--- INPUT ---

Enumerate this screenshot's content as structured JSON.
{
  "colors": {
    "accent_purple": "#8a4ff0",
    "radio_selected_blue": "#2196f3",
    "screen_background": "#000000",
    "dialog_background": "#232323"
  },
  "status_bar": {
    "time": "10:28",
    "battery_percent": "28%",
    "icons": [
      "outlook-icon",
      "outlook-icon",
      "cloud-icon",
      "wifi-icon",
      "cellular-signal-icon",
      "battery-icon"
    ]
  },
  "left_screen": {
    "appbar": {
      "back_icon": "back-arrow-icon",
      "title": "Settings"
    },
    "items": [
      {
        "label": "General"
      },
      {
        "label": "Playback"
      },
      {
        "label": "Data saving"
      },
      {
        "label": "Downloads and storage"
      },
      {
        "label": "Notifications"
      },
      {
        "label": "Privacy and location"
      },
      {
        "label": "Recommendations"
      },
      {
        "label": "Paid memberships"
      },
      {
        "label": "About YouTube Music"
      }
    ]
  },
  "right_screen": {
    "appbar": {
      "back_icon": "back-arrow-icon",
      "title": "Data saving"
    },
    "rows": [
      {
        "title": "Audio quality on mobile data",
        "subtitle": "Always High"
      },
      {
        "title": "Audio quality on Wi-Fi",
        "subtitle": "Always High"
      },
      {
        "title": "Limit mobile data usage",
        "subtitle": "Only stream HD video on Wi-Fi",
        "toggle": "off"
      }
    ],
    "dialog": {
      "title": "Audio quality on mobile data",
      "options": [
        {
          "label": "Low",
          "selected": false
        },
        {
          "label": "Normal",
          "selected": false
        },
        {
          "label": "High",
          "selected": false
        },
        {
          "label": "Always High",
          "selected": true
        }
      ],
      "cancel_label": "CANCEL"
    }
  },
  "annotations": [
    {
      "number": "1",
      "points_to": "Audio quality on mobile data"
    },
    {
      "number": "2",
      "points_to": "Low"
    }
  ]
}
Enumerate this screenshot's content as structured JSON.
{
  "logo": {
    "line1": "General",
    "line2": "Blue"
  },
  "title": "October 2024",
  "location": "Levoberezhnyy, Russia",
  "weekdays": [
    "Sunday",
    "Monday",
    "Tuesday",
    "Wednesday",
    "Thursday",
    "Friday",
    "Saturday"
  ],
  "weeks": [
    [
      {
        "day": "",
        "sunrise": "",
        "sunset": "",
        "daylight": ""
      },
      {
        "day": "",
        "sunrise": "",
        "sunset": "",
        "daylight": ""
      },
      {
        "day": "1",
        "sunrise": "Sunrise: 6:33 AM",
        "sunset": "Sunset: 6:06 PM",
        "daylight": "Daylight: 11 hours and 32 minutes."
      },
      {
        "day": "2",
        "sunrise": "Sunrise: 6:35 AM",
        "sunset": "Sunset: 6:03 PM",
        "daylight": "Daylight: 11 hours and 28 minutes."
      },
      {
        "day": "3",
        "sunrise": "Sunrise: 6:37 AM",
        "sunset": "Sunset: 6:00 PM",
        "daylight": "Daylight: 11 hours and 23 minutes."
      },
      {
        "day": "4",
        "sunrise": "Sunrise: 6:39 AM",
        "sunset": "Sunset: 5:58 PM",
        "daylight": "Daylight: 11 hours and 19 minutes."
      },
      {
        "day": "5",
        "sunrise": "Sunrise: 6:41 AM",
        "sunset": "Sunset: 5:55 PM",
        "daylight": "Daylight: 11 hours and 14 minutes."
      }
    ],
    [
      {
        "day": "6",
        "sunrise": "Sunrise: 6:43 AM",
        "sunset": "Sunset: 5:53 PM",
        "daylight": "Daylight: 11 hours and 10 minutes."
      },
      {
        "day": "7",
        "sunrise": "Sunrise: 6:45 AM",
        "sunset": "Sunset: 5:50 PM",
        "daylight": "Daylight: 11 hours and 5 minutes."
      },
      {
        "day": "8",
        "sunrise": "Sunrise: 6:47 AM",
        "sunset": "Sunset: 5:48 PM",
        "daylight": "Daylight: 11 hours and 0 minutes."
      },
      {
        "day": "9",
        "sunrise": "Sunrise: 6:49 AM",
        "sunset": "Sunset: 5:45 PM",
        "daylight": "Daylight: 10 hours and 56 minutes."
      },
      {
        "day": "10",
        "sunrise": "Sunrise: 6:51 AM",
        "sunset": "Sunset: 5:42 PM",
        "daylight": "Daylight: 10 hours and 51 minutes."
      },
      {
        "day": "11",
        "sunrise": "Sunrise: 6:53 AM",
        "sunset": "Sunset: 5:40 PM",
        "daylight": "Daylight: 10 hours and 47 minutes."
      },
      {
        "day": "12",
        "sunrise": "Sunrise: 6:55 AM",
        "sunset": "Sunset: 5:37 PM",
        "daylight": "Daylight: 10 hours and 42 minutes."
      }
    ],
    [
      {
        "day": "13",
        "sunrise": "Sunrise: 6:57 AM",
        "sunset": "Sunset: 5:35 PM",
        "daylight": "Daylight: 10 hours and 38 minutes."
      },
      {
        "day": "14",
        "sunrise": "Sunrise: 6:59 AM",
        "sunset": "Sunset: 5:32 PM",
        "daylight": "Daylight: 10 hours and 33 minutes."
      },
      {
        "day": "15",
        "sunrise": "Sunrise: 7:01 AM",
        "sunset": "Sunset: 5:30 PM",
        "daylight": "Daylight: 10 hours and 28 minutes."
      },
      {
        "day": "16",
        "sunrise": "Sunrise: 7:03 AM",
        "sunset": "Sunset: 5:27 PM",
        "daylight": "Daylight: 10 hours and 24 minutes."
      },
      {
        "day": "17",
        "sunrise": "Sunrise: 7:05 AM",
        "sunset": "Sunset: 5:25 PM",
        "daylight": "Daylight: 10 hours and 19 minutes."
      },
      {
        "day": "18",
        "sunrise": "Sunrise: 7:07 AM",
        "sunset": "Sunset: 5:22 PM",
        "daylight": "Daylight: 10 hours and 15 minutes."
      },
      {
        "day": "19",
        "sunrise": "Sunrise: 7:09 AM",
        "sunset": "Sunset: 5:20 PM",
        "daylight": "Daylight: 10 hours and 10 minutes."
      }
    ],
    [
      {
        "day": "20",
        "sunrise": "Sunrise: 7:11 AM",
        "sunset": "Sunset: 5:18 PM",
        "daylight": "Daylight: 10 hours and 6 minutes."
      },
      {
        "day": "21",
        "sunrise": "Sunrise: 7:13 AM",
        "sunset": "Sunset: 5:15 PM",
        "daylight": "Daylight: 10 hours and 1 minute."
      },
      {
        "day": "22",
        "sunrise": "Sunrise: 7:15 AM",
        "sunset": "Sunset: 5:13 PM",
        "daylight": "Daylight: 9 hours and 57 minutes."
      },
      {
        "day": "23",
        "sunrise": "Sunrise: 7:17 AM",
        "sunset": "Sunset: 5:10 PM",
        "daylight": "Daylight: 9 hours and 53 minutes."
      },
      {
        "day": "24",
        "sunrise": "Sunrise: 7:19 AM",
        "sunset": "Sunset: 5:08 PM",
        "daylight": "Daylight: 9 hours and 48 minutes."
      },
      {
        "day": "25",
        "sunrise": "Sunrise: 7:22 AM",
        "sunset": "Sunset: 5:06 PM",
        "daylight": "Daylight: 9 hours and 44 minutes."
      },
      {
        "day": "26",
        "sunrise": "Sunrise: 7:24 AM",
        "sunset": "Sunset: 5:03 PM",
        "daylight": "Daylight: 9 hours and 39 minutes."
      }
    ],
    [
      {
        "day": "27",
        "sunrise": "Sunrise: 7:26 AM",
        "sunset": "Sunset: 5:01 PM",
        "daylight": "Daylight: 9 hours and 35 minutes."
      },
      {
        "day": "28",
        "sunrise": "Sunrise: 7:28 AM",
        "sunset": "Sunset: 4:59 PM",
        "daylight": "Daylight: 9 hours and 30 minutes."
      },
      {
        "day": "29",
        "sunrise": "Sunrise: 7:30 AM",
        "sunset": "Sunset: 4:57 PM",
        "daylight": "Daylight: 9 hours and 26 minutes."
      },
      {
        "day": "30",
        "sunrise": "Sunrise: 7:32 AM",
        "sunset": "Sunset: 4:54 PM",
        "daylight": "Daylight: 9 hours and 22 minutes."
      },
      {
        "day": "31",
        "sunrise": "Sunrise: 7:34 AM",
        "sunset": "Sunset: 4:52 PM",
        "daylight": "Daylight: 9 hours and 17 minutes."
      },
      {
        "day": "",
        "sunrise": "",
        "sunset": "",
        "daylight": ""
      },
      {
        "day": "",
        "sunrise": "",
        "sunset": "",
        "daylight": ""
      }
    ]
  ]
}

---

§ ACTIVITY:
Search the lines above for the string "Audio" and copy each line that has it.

§ EXERCISE SOLUTION:
        "title": "Audio quality on mobile data",
        "title": "Audio quality on Wi-Fi",
      "title": "Audio quality on mobile data",
      "points_to": "Audio quality on mobile data"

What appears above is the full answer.